Starting center Bria Carter grabbed a defensive rebound and passed the ball to her teammate. "Then I hit the ground," Bria, now 15, remembers. She’d been kicked below the knee and buckled in pain. Floored for a few seconds, Bria got up and helped lead Chicago’s Pershing West Middle School basketball team to victory at their first game in 2009.
When Bria came home and went straight to sleep, her mother knew something was wrong. An honors student, Bria never goes to bed without finishing her homework. So Bria’s mom took her to a clinic. The physician noted something unusual on an X-ray of Bria’s femur and recommended the Carters head to an emergency room.
At the University of Chicago Medicine Comer Children’s Hospital emergency room, Bria was referred to experts in orthopaedic surgery and rehabilitation medicine.
A biopsy showed that Bria had osteosarcoma, a rare bone cancer affecting 400 to 500 youth in the United States per year. A pediatric hematology oncologist designed a chemotherapy plan for Bria. Our physicians explained that about 85 percent of osteosarcoma tumors respond to the treatment.
When Bria found out she had cancer, she channeled her pain into writing and drawing. "It’s like nothing can tip Bria over," said Kelly Kramer, CPON, CPNP, nurse practitioner for pediatric hematology and oncology.
Bria’s resilience was magnetic. University of Chicago physicians visited her regularly as she completed chemotherapy.
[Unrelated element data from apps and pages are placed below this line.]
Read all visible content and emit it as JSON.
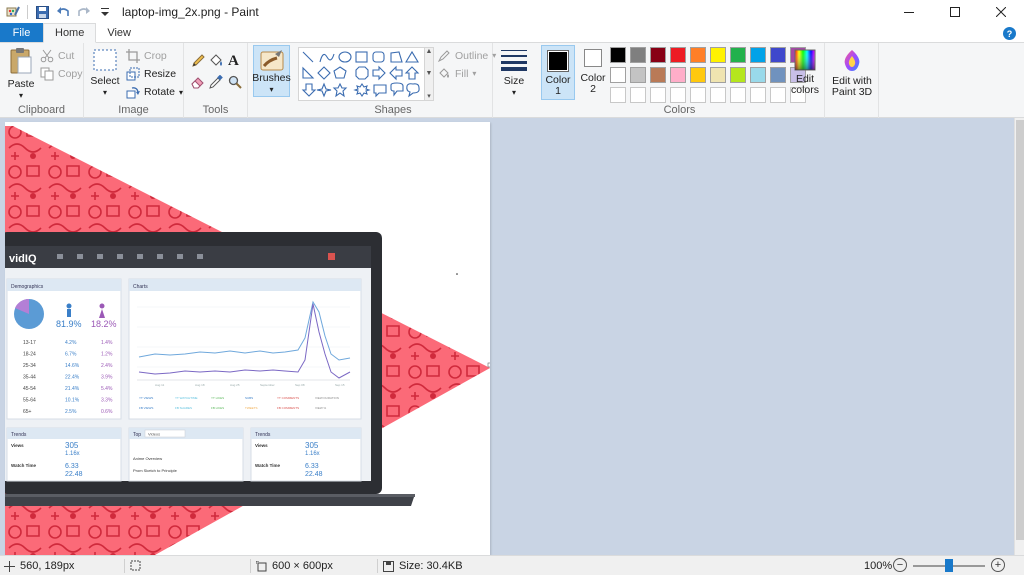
{
  "window": {
    "title": "laptop-img_2x.png - Paint",
    "minimize": "—",
    "maximize": "☐",
    "close": "✕"
  },
  "tabs": [
    {
      "label": "File"
    },
    {
      "label": "Home"
    },
    {
      "label": "View"
    }
  ],
  "help": "?",
  "clipboard": {
    "group_label": "Clipboard",
    "paste": "Paste",
    "cut": "Cut",
    "copy": "Copy"
  },
  "image": {
    "group_label": "Image",
    "select": "Select",
    "crop": "Crop",
    "resize": "Resize",
    "rotate": "Rotate"
  },
  "tools": {
    "group_label": "Tools"
  },
  "brushes": {
    "label": "Brushes"
  },
  "shapes": {
    "group_label": "Shapes",
    "outline": "Outline",
    "fill": "Fill"
  },
  "size": {
    "label": "Size"
  },
  "colors": {
    "group_label": "Colors",
    "color1": "Color\n1",
    "color1_line1": "Color",
    "color1_line2": "1",
    "color2_line1": "Color",
    "color2_line2": "2",
    "edit_colors_line1": "Edit",
    "edit_colors_line2": "colors",
    "color1_value": "#000000",
    "color2_value": "#ffffff",
    "palette_row1": [
      "#000000",
      "#7f7f7f",
      "#880015",
      "#ed1c24",
      "#ff7f27",
      "#fff200",
      "#22b14c",
      "#00a2e8",
      "#3f48cc",
      "#a349a4"
    ],
    "palette_row2": [
      "#ffffff",
      "#c3c3c3",
      "#b97a57",
      "#ffaec9",
      "#ffc90e",
      "#efe4b0",
      "#b5e61d",
      "#99d9ea",
      "#7092be",
      "#c8bfe7"
    ]
  },
  "paint3d": {
    "line1": "Edit with",
    "line2": "Paint 3D"
  },
  "canvas_image": {
    "logo": "vidIQ",
    "panel_demographics": "Demographics",
    "panel_charts": "Charts",
    "pct_male": "81.9%",
    "pct_female": "18.2%",
    "age_rows": [
      {
        "age": "13-17",
        "m": "4.2%",
        "f": "1.4%"
      },
      {
        "age": "18-24",
        "m": "6.7%",
        "f": "1.2%"
      },
      {
        "age": "25-34",
        "m": "14.6%",
        "f": "2.4%"
      },
      {
        "age": "35-44",
        "m": "22.4%",
        "f": "3.9%"
      },
      {
        "age": "45-54",
        "m": "21.4%",
        "f": "5.4%"
      },
      {
        "age": "55-64",
        "m": "10.1%",
        "f": "3.3%"
      },
      {
        "age": "65+",
        "m": "2.5%",
        "f": "0.6%"
      }
    ],
    "panel_trends": "Trends",
    "panel_top": "Top",
    "trend_views": "305",
    "trend_views_sub": "1.16x",
    "trend_watch": "6.33",
    "trend_watch2": "22.48",
    "label_views": "Views",
    "label_watch_time": "Watch Time",
    "top_videos": "Videos",
    "top_row1": "Anime Overview",
    "top_row2": "Prom Sketch to Principle"
  },
  "status": {
    "cursor": "560, 189px",
    "dimensions": "600 × 600px",
    "size": "Size: 30.4KB",
    "zoom": "100%",
    "zoom_level": 1.0
  }
}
Between hospital stays, the Carters knew where to turn for help. "Anything I need," Bria’s mother said, "I call Kelly and don’t give it another thought." Kramer says it’s her calling to support patients and families through their cancer journey, helping them to adjust to a new normal, and in Bria’s case, keeping the focus on a teenager who defeated cancer.
Despite the support, three months of chemotherapy didn’t shrink Bria’s tumor. Disappointed, physicians explained that the only hope of curing Bria was to amputate the lower half of her leg.
"It was almost worse than finding out I had cancer, the thought of losing part of my body that I could never get back," Bria said. "I wouldn’t even talk about it, I always changed the subject."
The Carters thought there must be another cure. The pediatric hematology oncologist prescribed a different type of chemotherapy. The Carters, a deeply religious family, sought a second opinion, fasted and held prayer vigils.
"But cancer is something that happened to me, it doesn’t have to define me. I’m Bria, and I’ll always be Bria."
A month later, Bria’s tumor remained the same size. But Bria was ready to discuss amputation. She says she initially worried that people would judge her…that seeing an amputee, they would react with fear or pity. "But cancer is something that happened to me, it doesn’t have to define me," she said. "I’m Bria, and I’ll always be Bria."